Foods that may increase inflammation in some people, are: refined carbohydrates (white bread, refined sugars and flour), fried foods, sugar-sweetened beverages, red meat and processed meat (deli meat, hot dogs and sausages), margarine, shortening and consuming an excessive amount of alcohol.
Thankfully there are a variety of foods that may help decrease inflammation. Eating more anti-inflammatory foods and less processed foods may allow our bodies to repair and heal. Some examples of anti-inflammatory foods are: tomatoes, garlic, celery, broccoli, brussels sprouts, cabbage, cauliflower, green leafy vegetables (spinach, kale and collards), peppers and chili peppers, fresh fruit, especially dark colored berries, nuts, dark chocolate and green tea. Choose foods with high omega-fatty acids such as: organic tofu, organic soybeans, flax seeds and walnuts. Foods with healthy fats are avocados and olives. Incorporate anti-inflammatory spices in your cooking such as: ginger, rosemary, turmeric and cinnamon. Include whole grains with high fiber such as brown rice and whole wheat bread.
Daily exercise, rest and reducing stress are all ways to improve and prevent inflammation. Many people find healing and healthy benefits in meditation, yoga and walks on the beach or the forest. Take back control of your health, you are worth it.
Kris Holden is a mother of three teens. She’s a Feel Good Coach with focus on healing and energizing through a plant-based whole foods lifestyle. You can view other recipes and healthy food selections on Instagram @ feelgoodpicks reach her by email at [email protected]
Glowing Spiced Lentil Soup
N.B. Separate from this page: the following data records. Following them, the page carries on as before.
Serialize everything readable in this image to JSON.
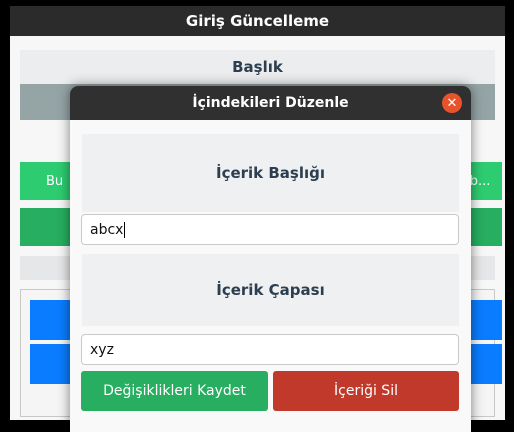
{
  "background_window": {
    "title": "Giriş Güncelleme",
    "heading": "Başlık",
    "green_left_text": "Bu",
    "green_right_text": "i b..."
  },
  "dialog": {
    "title": "İçindekileri Düzenle",
    "close_icon": "close-icon",
    "section_title_label": "İçerik Başlığı",
    "title_value": "abcx",
    "section_anchor_label": "İçerik Çapası",
    "anchor_value": "xyz",
    "save_label": "Değişiklikleri Kaydet",
    "delete_label": "İçeriği Sil"
  },
  "colors": {
    "save_button": "#27ae60",
    "delete_button": "#c0392b",
    "close_button": "#e9532b",
    "titlebar": "#303030"
  }
}
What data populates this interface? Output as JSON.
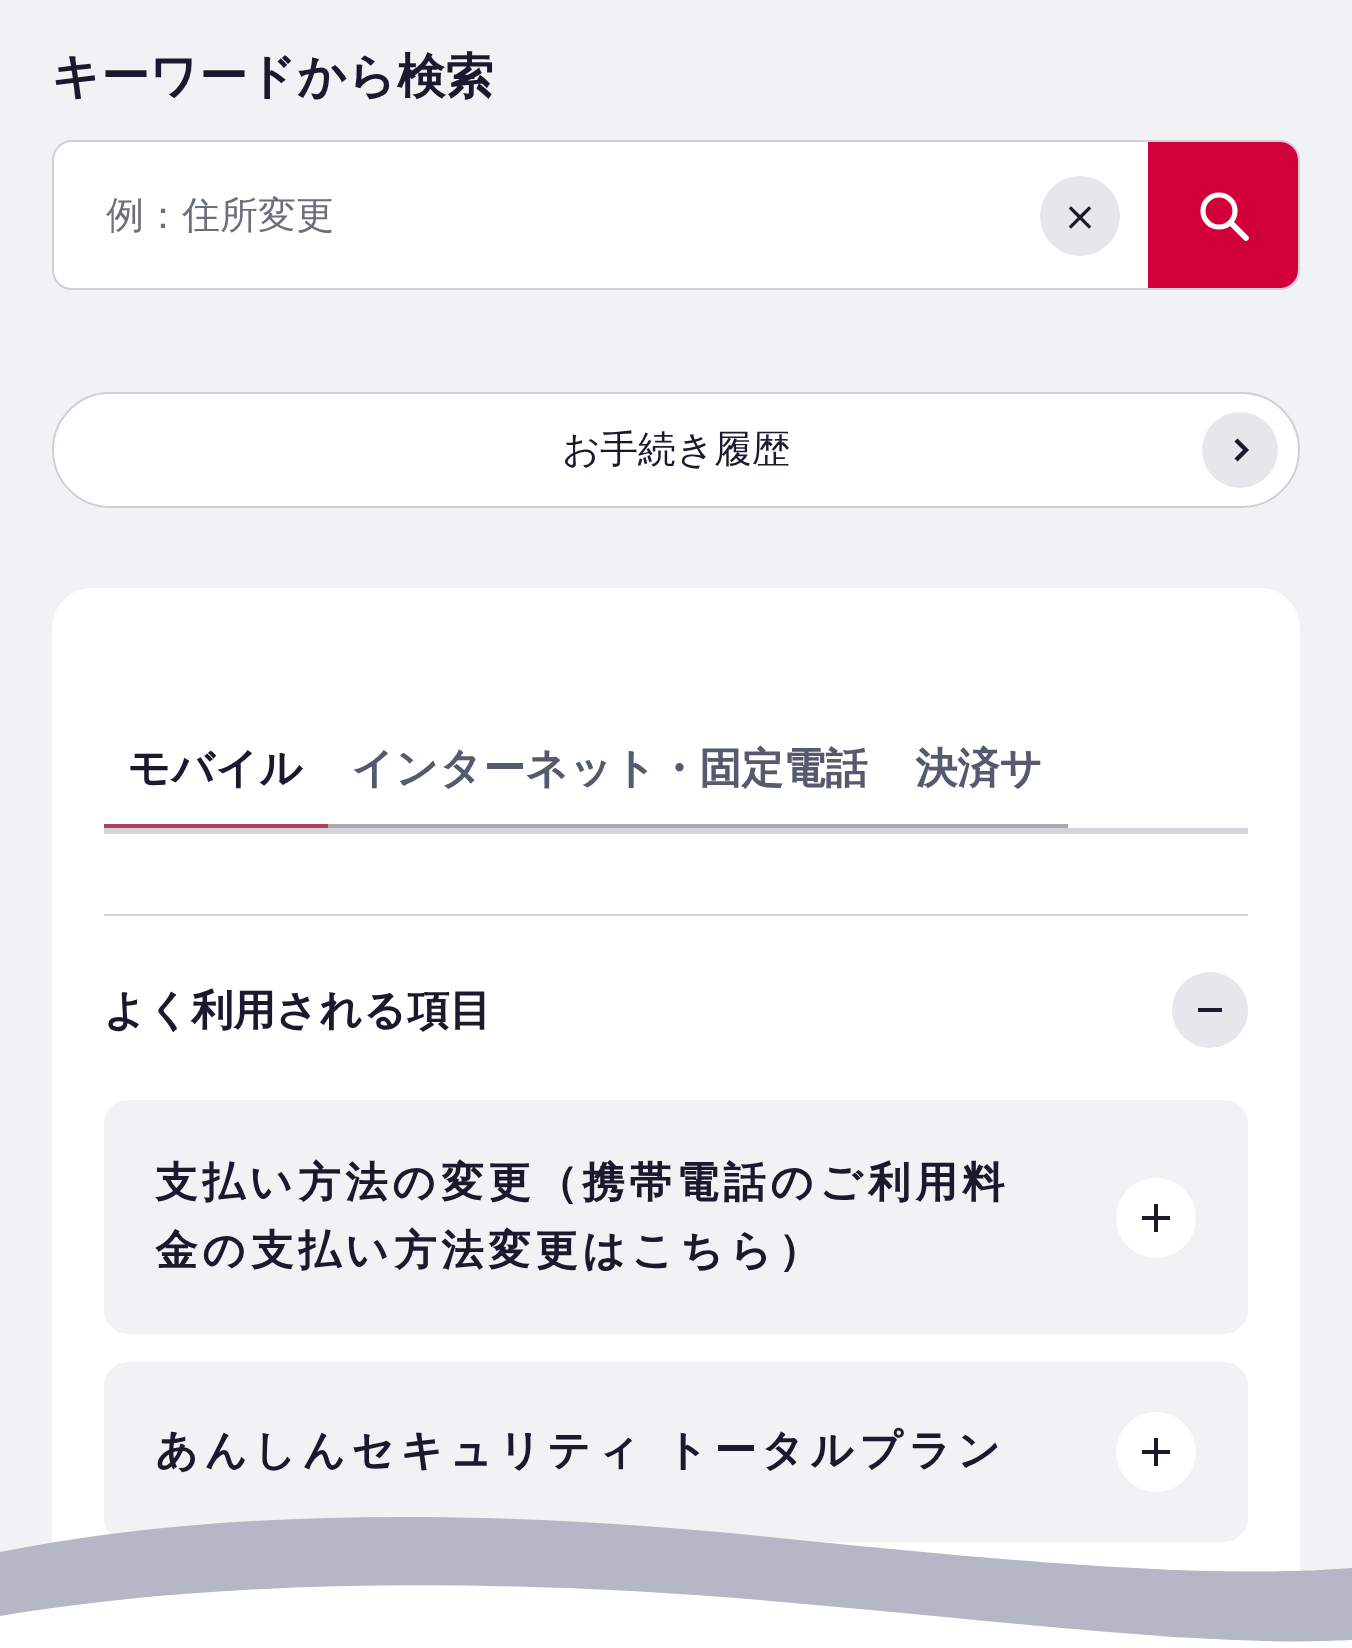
{
  "title": "キーワードから検索",
  "search": {
    "placeholder": "例：住所変更",
    "clear_label": "×"
  },
  "history_button": {
    "label": "お手続き履歴"
  },
  "tabs": [
    {
      "label": "モバイル",
      "selected": true
    },
    {
      "label": "インターネット・固定電話",
      "selected": false
    },
    {
      "label": "決済サ",
      "selected": false
    }
  ],
  "section": {
    "title": "よく利用される項目",
    "expanded": true
  },
  "items": [
    {
      "label": "支払い方法の変更（携帯電話のご利用料金の支払い方法変更はこちら）",
      "expanded": false
    },
    {
      "label": "あんしんセキュリティ トータルプラン",
      "expanded": false
    }
  ]
}
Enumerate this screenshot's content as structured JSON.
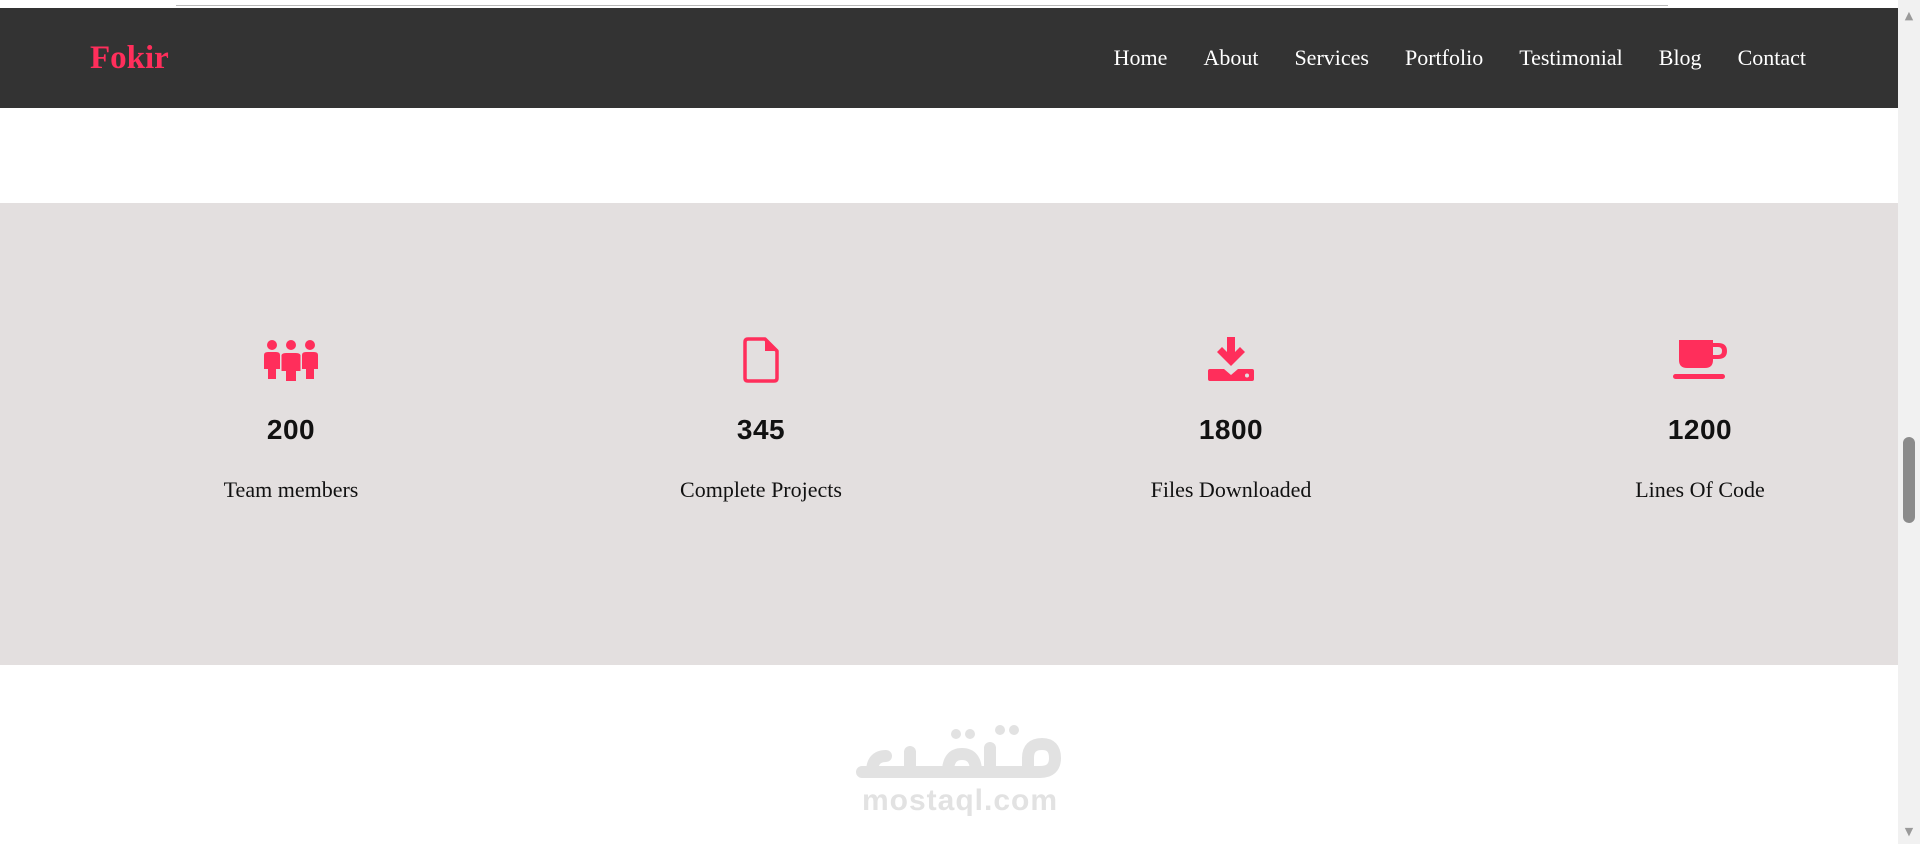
{
  "brand": {
    "name": "Fokir",
    "color": "#ff2e5b"
  },
  "nav": {
    "items": [
      "Home",
      "About",
      "Services",
      "Portfolio",
      "Testimonial",
      "Blog",
      "Contact"
    ]
  },
  "stats": [
    {
      "icon": "team-icon",
      "value": "200",
      "label": "Team members"
    },
    {
      "icon": "file-icon",
      "value": "345",
      "label": "Complete Projects"
    },
    {
      "icon": "download-icon",
      "value": "1800",
      "label": "Files Downloaded"
    },
    {
      "icon": "coffee-cup-icon",
      "value": "1200",
      "label": "Lines Of Code"
    }
  ],
  "colors": {
    "accent": "#ff2e5b",
    "navbar": "#333333",
    "stats_bg": "#e3dfdf"
  },
  "watermark": {
    "text": "mostaql.com"
  }
}
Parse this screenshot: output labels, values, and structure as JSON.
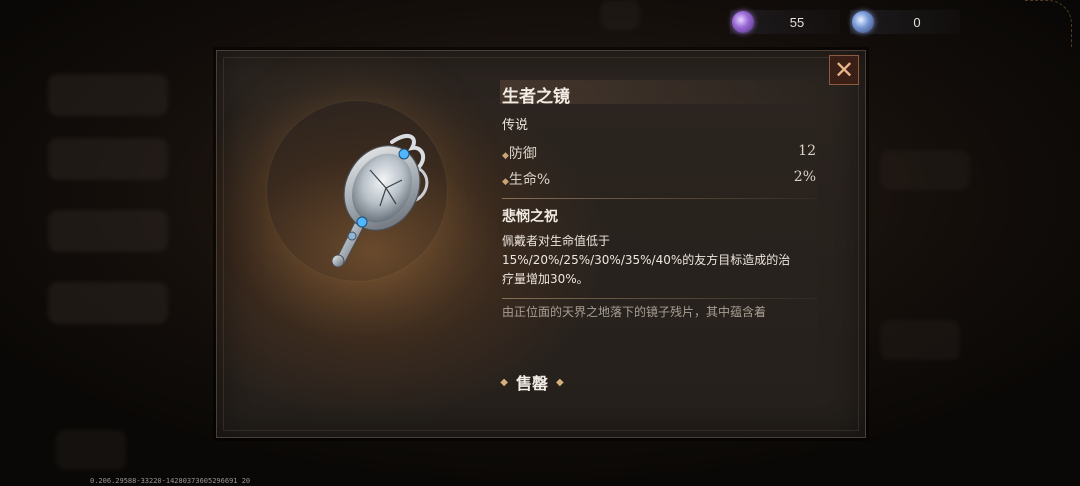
{
  "currency": {
    "gem_purple": {
      "icon": "purple-orb-icon",
      "value": "55"
    },
    "gem_blue": {
      "icon": "blue-orb-icon",
      "value": "0"
    }
  },
  "item": {
    "name": "生者之镜",
    "rarity": "传说",
    "stats": [
      {
        "label": "防御",
        "value": "12"
      },
      {
        "label": "生命%",
        "value": "2%"
      }
    ],
    "skill_name": "悲悯之祝",
    "skill_desc_lines": [
      "佩戴者对生命值低于",
      "15%/20%/25%/30%/35%/40%的友方目标造成的治",
      "疗量增加30%。"
    ],
    "lore": "由正位面的天界之地落下的镜子残片，其中蕴含着",
    "image_icon": "hand-mirror-icon"
  },
  "actions": {
    "sell_label": "售罄",
    "close_icon": "close-icon"
  },
  "footer": {
    "build": "0.206.29588-33220-14280373605296691 20"
  },
  "colors": {
    "title": "#f2ece5",
    "stat": "#d9d0c6",
    "lore": "#a89e94",
    "accent": "#d6b07a",
    "close_bg": "#3a1f17"
  }
}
1) In a large pot, add the oil, onion, and garlic. Add a pinch of salt, stir, and sauté over medium heat for 4 to 5 minutes until the onion softens.
2) Stir in the turmeric, cumin, cinnamon, and cardamom until combined. Continue cooking for about 1 minute, until fragrant.
3) Add the diced tomatoes (with juices), entire can of coconut milk, red lentils, broth, salt, and plenty of pepper. Add red pepper flakes or cayenne, if desired, to taste. Stir to combine. Increase heat to high and bring to a low boil.
4) Once it boils, reduce the heat to medium-high, and simmer, uncovered, for about 18 to 22 minutes, until the lentils are fluffy and tender.
5) Turn off the heat and stir in the spinach until wilted. Add the lime juice to taste. Taste and add more salt and pepper, if desired. Ladle into bowls and serve with toasted bread and lime wedges.